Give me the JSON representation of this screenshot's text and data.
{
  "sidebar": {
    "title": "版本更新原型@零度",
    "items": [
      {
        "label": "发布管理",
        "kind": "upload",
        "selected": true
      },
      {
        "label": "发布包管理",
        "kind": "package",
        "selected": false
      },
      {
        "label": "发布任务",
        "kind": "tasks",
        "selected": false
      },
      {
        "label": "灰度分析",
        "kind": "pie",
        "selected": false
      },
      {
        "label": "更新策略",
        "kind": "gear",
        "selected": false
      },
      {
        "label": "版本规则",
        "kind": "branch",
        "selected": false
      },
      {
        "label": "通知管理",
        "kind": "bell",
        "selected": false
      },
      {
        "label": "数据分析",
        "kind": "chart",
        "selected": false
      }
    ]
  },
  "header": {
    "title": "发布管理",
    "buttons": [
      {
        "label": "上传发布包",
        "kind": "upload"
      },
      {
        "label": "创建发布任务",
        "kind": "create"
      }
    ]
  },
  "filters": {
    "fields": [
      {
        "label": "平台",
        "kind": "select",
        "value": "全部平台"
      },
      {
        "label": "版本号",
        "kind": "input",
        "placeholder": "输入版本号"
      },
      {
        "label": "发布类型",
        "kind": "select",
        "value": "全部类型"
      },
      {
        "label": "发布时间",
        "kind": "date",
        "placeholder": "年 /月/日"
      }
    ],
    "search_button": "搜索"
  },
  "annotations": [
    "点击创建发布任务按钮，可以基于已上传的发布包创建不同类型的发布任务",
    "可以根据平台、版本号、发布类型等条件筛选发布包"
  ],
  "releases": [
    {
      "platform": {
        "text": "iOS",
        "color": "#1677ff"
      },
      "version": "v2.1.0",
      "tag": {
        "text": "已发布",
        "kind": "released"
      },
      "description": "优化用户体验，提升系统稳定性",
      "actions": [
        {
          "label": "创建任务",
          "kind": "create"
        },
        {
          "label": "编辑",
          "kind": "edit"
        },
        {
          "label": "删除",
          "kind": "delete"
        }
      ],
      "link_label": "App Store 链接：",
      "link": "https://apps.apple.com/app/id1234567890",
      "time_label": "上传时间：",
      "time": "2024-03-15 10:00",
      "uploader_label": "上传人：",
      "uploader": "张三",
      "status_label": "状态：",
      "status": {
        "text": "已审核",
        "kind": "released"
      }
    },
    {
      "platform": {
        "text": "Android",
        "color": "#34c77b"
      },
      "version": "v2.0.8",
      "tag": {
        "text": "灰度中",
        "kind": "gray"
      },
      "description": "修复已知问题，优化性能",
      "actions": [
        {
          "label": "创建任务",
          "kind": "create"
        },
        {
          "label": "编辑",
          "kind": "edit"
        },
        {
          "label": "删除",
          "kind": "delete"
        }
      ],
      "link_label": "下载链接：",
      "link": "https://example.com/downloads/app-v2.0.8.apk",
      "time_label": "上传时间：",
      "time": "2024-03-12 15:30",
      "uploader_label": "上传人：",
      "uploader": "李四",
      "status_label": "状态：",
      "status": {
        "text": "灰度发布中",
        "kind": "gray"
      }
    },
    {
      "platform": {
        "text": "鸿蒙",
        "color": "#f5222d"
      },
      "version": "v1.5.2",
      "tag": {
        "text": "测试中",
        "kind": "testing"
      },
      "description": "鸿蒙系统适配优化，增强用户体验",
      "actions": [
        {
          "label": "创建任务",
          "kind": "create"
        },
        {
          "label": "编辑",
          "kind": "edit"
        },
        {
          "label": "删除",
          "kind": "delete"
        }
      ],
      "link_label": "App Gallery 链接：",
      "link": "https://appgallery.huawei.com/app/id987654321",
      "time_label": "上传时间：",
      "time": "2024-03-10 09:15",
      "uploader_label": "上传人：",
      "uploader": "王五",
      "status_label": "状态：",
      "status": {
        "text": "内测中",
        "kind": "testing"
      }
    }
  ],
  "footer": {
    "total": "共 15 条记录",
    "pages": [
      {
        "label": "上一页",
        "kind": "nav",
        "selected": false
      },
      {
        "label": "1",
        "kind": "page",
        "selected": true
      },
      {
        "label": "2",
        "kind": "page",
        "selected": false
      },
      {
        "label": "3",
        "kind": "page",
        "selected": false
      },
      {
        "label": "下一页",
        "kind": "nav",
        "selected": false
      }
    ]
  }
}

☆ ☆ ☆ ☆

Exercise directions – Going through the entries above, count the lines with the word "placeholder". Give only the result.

Exercise output – 2